In the previous article we explored unit tests as the first and fastest set of tests we should run. Now it's time to see whether our unit tests provide enough code coverage.
Unit tests by themselves do not provide enough confidence unless we know that they cover significant code coverage. Having all tests successful while, for example, covering only 15% of the code cannot provide enough trust.
Mature teams might not need to measure code coverage. They might know from experience that their unit tests are covering as much code as the project they're working on needs. Teams like that tend to have years of practice with Test-driven development (TDD). However, for the majority of us, tools that measure the coverage are very indeed useful addition to our tool-belt.
In the previous article we explored static analysis as one of the first steps in Continuous Delivery. Our journey will continue with unit tests.
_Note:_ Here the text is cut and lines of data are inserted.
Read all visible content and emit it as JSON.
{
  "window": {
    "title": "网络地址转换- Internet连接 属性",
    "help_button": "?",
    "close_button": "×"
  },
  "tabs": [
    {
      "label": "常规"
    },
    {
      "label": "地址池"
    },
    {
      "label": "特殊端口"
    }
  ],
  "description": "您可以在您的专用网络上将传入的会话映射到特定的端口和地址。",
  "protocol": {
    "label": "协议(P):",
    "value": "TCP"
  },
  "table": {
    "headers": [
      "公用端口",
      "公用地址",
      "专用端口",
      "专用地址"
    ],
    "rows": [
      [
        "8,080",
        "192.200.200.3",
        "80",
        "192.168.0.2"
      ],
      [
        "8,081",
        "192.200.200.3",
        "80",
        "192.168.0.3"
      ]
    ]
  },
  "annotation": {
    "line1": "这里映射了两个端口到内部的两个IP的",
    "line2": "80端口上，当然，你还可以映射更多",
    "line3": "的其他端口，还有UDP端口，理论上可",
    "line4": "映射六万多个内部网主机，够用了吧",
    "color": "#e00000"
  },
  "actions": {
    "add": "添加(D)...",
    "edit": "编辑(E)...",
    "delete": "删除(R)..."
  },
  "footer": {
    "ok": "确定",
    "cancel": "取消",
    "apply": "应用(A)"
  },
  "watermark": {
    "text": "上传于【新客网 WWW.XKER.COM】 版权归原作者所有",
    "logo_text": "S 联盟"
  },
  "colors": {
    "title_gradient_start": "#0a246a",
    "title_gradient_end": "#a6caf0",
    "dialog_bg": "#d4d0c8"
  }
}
Unit tests are probably the most important part of Continuous Delivery. While unit tests cannot substitute integration and functional tests, they are very easy to write and should be very fast to execute. As any other type of tests, each unit test should be independent of each other. What differentiates unit from other types of tests (integration, functional) is the scope. Each unit test should verify only a single unit of code (method, class, etc). Main benefit of unit tests are that they can find problems early due to their speed of execution. When ease of writing is combined with very short execution time it is no wonder that unit test often represent biggest part of automated tests.
In this article we'll develop a back-end solution that can be used with any front-end (Web, mobiles...). In the next article we'll extend on this example and work on the front-end using AngularJS, JQuery and Bootstrap CSS.
The goal of the application is to be able to administer books. In particular, we'll develop the back-end solution for that application that should be able to: